One of Lunn’s early projects at Ford of Britain was a stylish compact called the Anglia 105E. The car was such a huge sales success that it set in motion Ford’s climb in the 1960s to unseat the struggling British Motor Corp. as England’s highest volume automaker.

The Anglia’s success was noticed in Dearborn, and Lunn was offered a management job in product development. From 1958-69 Lunn headed Ford’s advanced vehicle department and advanced concept group. One of the cars Lunn’s team worked on was the midengine Mustang I concept car, which debuted in 1962 and morphed into the Falcon-based Mustang in 1964. He also worked on concept trucks and the GT40, which was the culmination of Ford’s total performance drive of the mid-to-late 1960s. From 1966-69 Ford won the 24 Hours of Le Mans, defeating Ferrari, a personal goal of longtime Chairman and CEO Henry Ford II.

Lunn with a model of the Mustang I concept, left, and a photo of the GT40, above.

“The team that put together the Ford GT of today was inspired by the work of Roy and his team and we will be forever grateful for the work they started,” Raj Nair, Ford’s president of North America, said in a statement. “His legacy as the godfather of the original Ford GT40 was well known throughout the company, and he helped bring Ford a performance car that is just as legendary today as it was in the 1960s.”

With Ford’s racing activities winding down, Lunn took a job as vice president of engineering at Kar-Kraft, a Detroit outfit that oversaw production of the thundering Boss 429 Mustang.

In 1971, American Motors came calling and offered Lunn the post of technical director for Jeep — then a niche brand of enthusiast-driven, off-road vehicles.

Another project that Lunn was instrumental in creating, said Schorr, was the AMC Eagle wagon, the first modern American all-wheel-drive car and the precursor to today’s awd crossovers.

Lunn was inducted into the Automotive Hall of Fame in 2016.

Furniture designer

Even after Lunn retired, he never stopped working, Schorr said. He designed and created furniture, built a wooden dingy and, at the time of his death, was mentoring engineering students at the University of California.

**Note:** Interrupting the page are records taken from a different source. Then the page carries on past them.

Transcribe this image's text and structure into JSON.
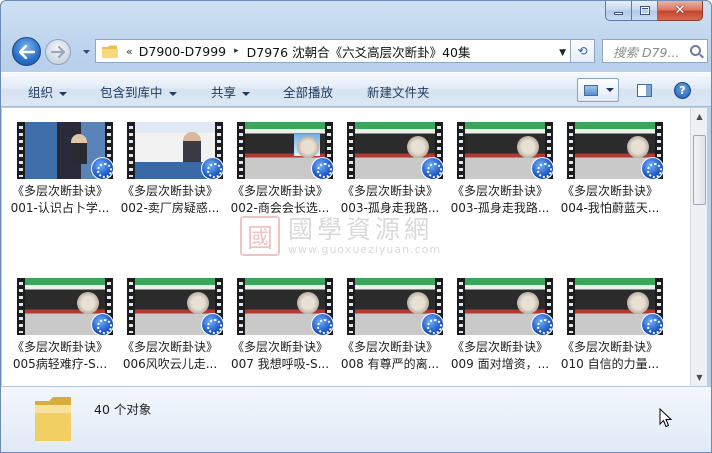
{
  "window": {
    "caption_buttons": {
      "minimize": "minimize",
      "maximize": "maximize",
      "close": "close"
    }
  },
  "address": {
    "overflow_glyph": "«",
    "crumbs": [
      "D7900-D7999",
      "D7976 沈朝合《六爻高层次断卦》40集"
    ],
    "separator": "▸",
    "dropdown": "▼",
    "refresh_glyph": "⟲",
    "search_placeholder": "搜索 D79..."
  },
  "toolbar": {
    "organize": "组织",
    "include_in_library": "包含到库中",
    "share": "共享",
    "play_all": "全部播放",
    "new_folder": "新建文件夹",
    "help": "?"
  },
  "watermark": {
    "seal": "國",
    "title": "國學資源網",
    "url": "www.guoxueziyuan.com"
  },
  "files": [
    {
      "line1": "《多层次断卦诀》",
      "line2": "001-认识占卜学...",
      "thumb": "studio"
    },
    {
      "line1": "《多层次断卦诀》",
      "line2": "002-卖厂房疑惑...",
      "thumb": "booth"
    },
    {
      "line1": "《多层次断卦诀》",
      "line2": "002-商会会长选...",
      "thumb": "green-sky"
    },
    {
      "line1": "《多层次断卦诀》",
      "line2": "003-孤身走我路...",
      "thumb": "green"
    },
    {
      "line1": "《多层次断卦诀》",
      "line2": "003-孤身走我路...",
      "thumb": "green"
    },
    {
      "line1": "《多层次断卦诀》",
      "line2": "004-我怕蔚蓝天...",
      "thumb": "green"
    },
    {
      "line1": "《多层次断卦诀》",
      "line2": "005病轻难疗-S...",
      "thumb": "green"
    },
    {
      "line1": "《多层次断卦诀》",
      "line2": "006风吹云儿走...",
      "thumb": "green"
    },
    {
      "line1": "《多层次断卦诀》",
      "line2": "007 我想呼吸-S...",
      "thumb": "green"
    },
    {
      "line1": "《多层次断卦诀》",
      "line2": "008 有尊严的离...",
      "thumb": "green"
    },
    {
      "line1": "《多层次断卦诀》",
      "line2": "009 面对增资，...",
      "thumb": "green"
    },
    {
      "line1": "《多层次断卦诀》",
      "line2": "010 自信的力量...",
      "thumb": "green"
    }
  ],
  "details": {
    "count_text": "40 个对象"
  },
  "colors": {
    "window_frame": "#b9d1ec",
    "command_text": "#1e395b",
    "accent": "#2a6fc8"
  }
}
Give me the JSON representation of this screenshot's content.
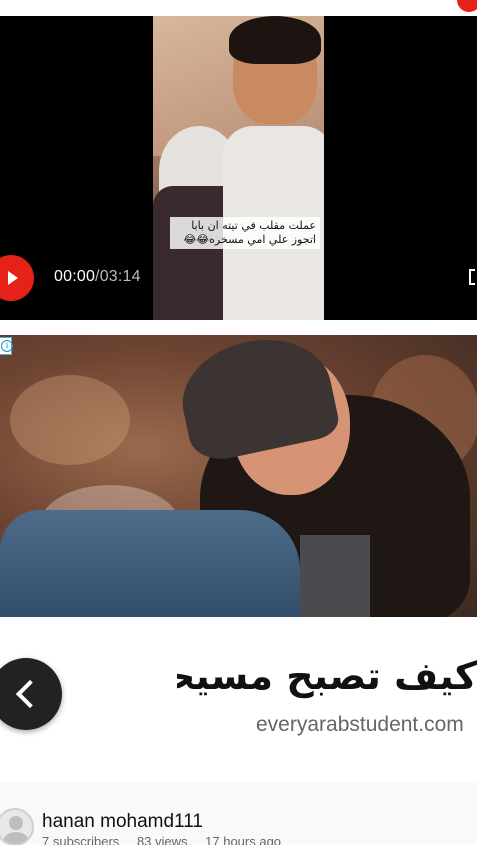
{
  "player": {
    "current_time": "00:00",
    "separator": "/",
    "duration": "03:14",
    "caption": "عملت مقلب في تيته ان بابا اتجوز علي امي مسخره😂😂"
  },
  "ad": {
    "title": "كيف تصبح مسيحيا",
    "domain": "everyarabstudent.com"
  },
  "channel": {
    "name": "hanan mohamd111",
    "subscribers": "7 subscribers",
    "views": "83 views",
    "time_ago": "17 hours ago"
  },
  "colors": {
    "accent_red": "#e62117",
    "video_bg": "#000000"
  },
  "icons": {
    "play": "play-icon",
    "fullscreen": "fullscreen-icon",
    "ad_info": "info-icon",
    "back": "chevron-left-icon",
    "avatar": "default-avatar-icon"
  }
}
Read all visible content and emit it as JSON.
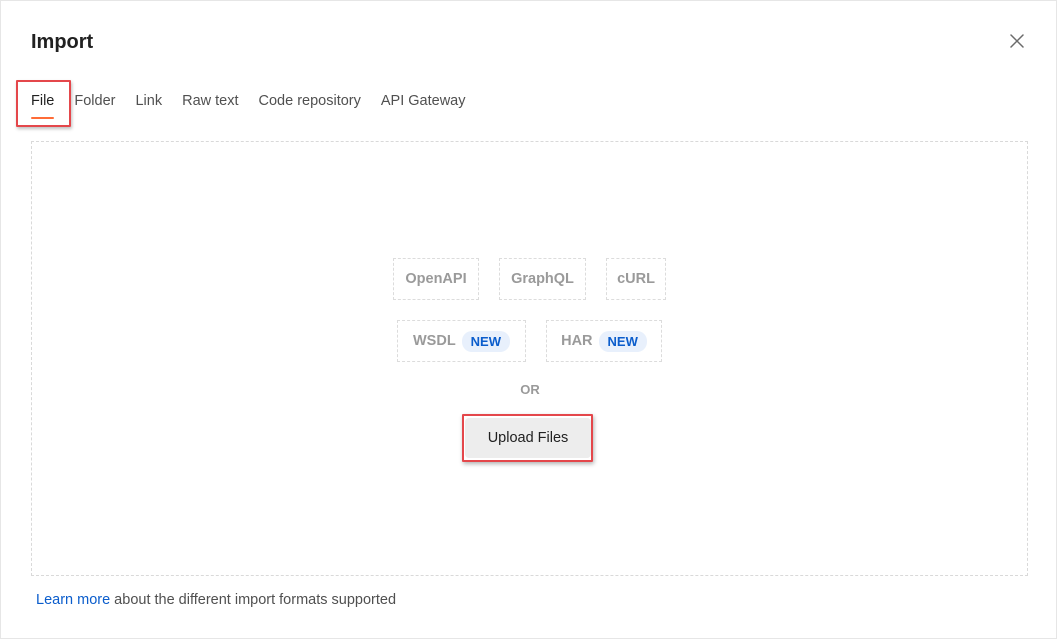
{
  "dialog": {
    "title": "Import"
  },
  "tabs": [
    {
      "label": "File",
      "active": true
    },
    {
      "label": "Folder",
      "active": false
    },
    {
      "label": "Link",
      "active": false
    },
    {
      "label": "Raw text",
      "active": false
    },
    {
      "label": "Code repository",
      "active": false
    },
    {
      "label": "API Gateway",
      "active": false
    }
  ],
  "formats": {
    "row1": [
      "OpenAPI",
      "GraphQL",
      "cURL"
    ],
    "wsdl": {
      "label": "WSDL",
      "badge": "NEW"
    },
    "har": {
      "label": "HAR",
      "badge": "NEW"
    }
  },
  "or_label": "OR",
  "upload_button": "Upload Files",
  "footer": {
    "link_text": "Learn more",
    "text": " about the different import formats supported"
  },
  "colors": {
    "accent_tab_underline": "#ff6c37",
    "highlight_border": "#e4474b",
    "badge_text": "#0b5dcc",
    "link": "#0b5dcc"
  },
  "icons": {
    "close": "close-icon"
  }
}
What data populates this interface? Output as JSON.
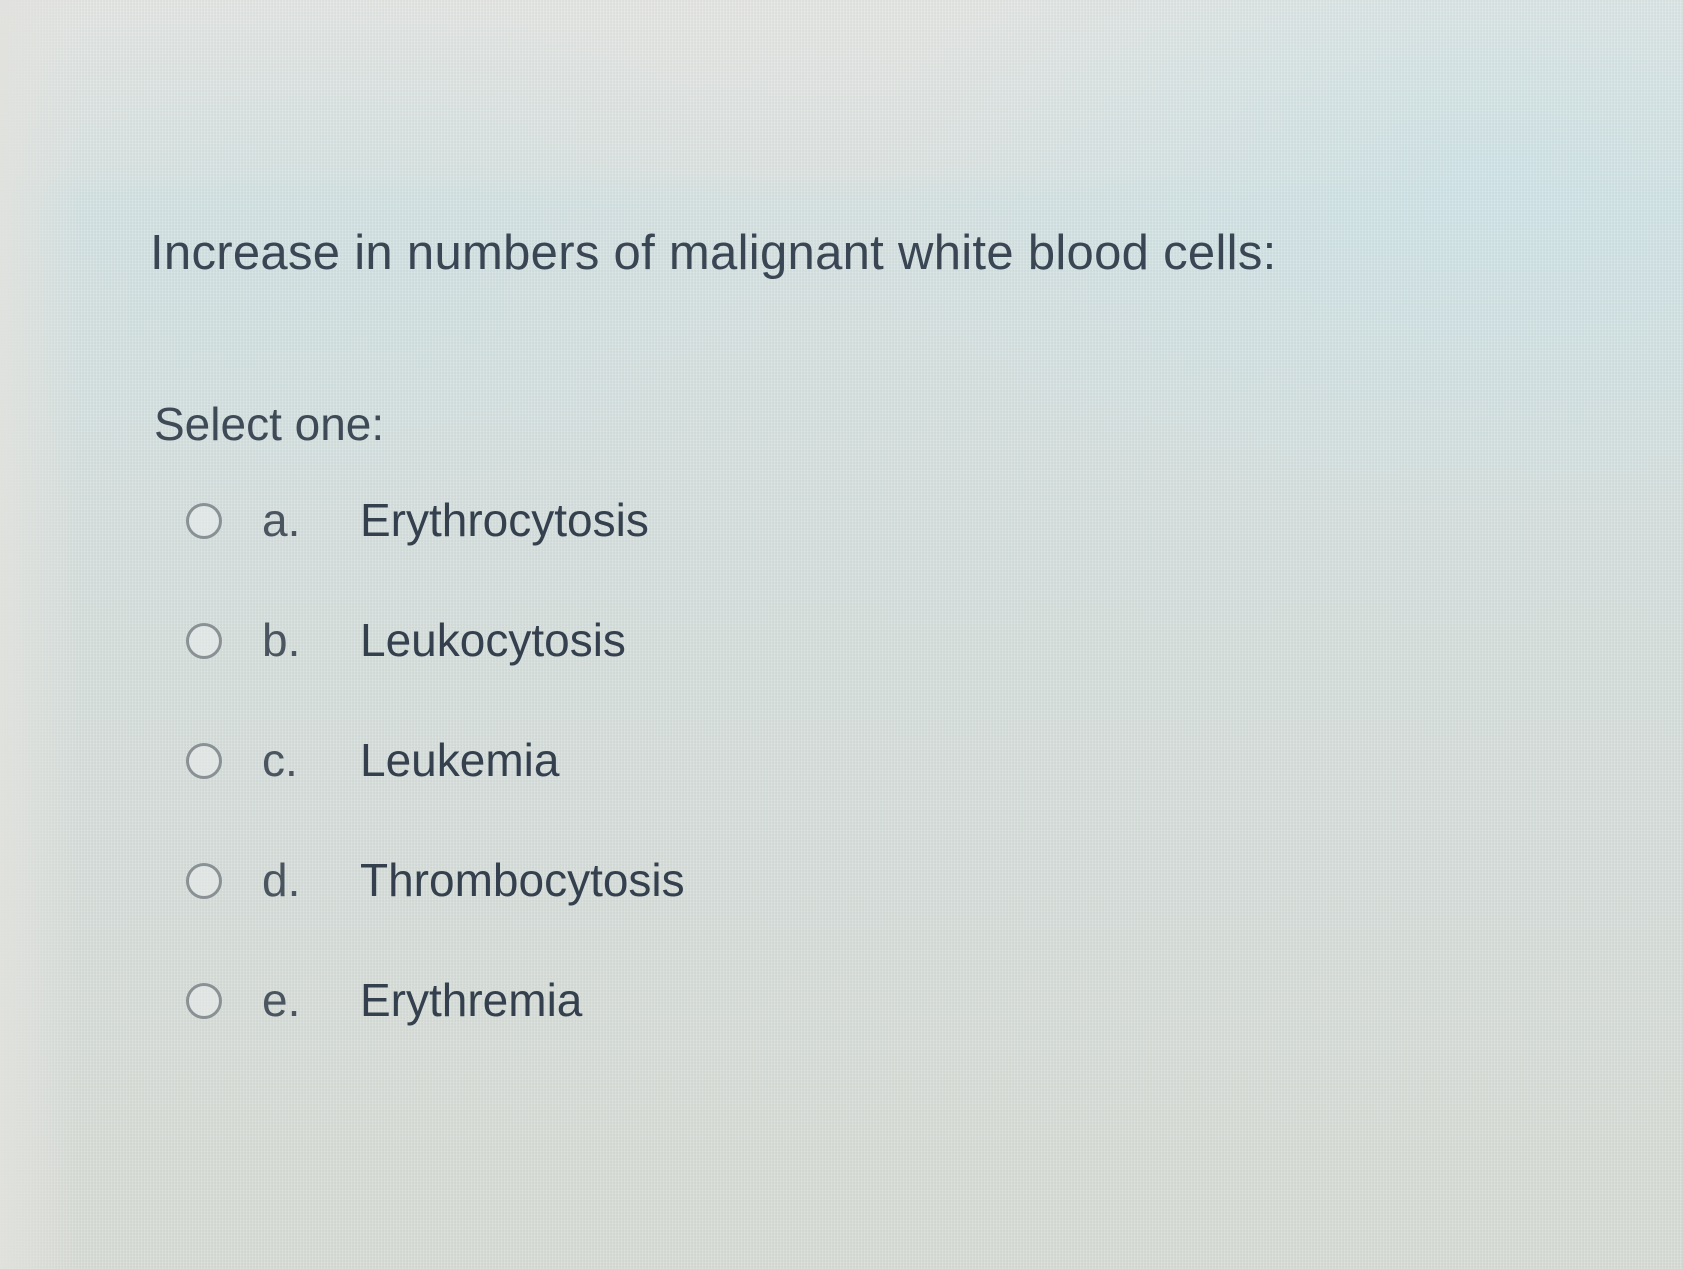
{
  "question": {
    "text": "Increase in numbers of malignant white blood cells:",
    "prompt": "Select one:"
  },
  "options": [
    {
      "letter": "a.",
      "label": "Erythrocytosis",
      "selected": false
    },
    {
      "letter": "b.",
      "label": "Leukocytosis",
      "selected": false
    },
    {
      "letter": "c.",
      "label": "Leukemia",
      "selected": false
    },
    {
      "letter": "d.",
      "label": "Thrombocytosis",
      "selected": false
    },
    {
      "letter": "e.",
      "label": "Erythremia",
      "selected": false
    }
  ],
  "colors": {
    "text": "#3a4654",
    "radio_border": "#8a9194",
    "background": "#d6e2e2"
  }
}
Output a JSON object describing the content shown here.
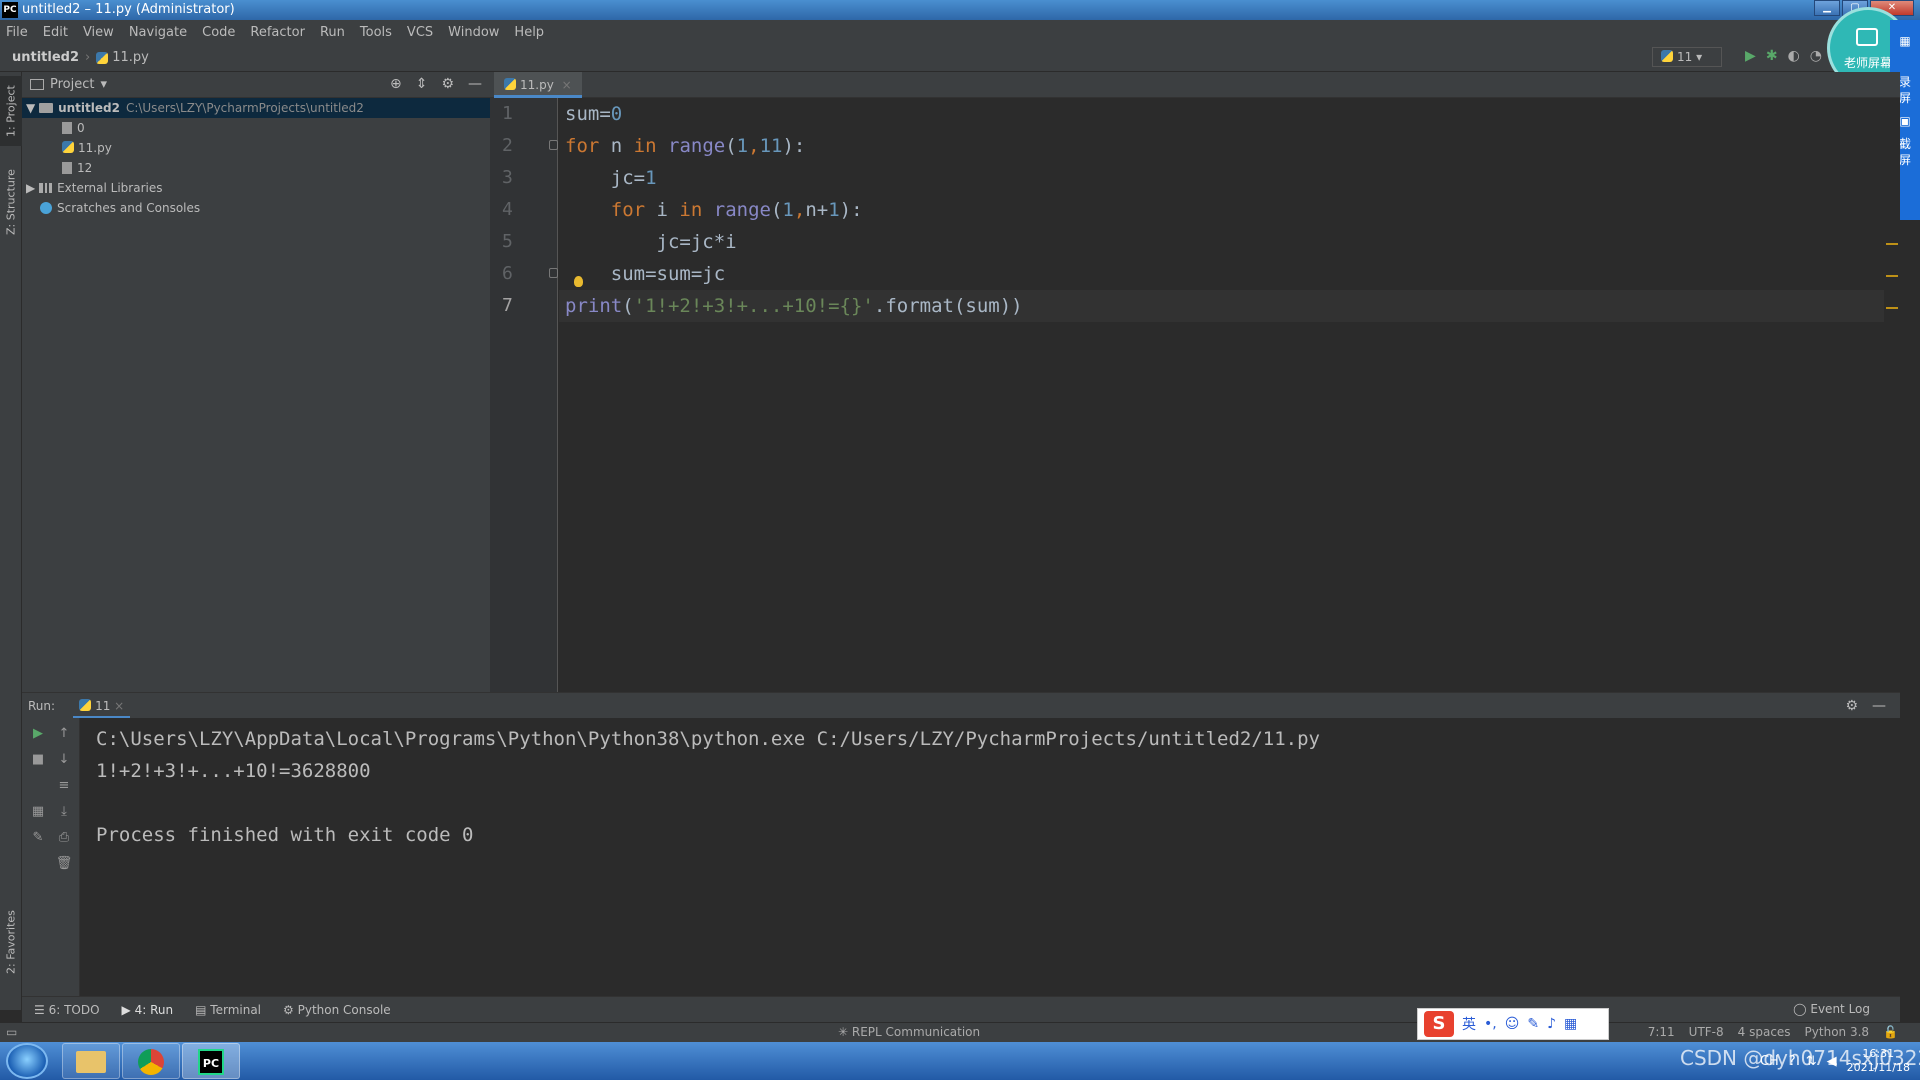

Before Lunn quit driving in 2015, he regularly drove a bright-red, four-door Jeep Cherokee XJ. Said Schorr: “He just loved his Jeep and wouldn’t give it up until he had to surrender his license.”

Schorr said Lunn suffered a stroke in late July and never regained consciousness.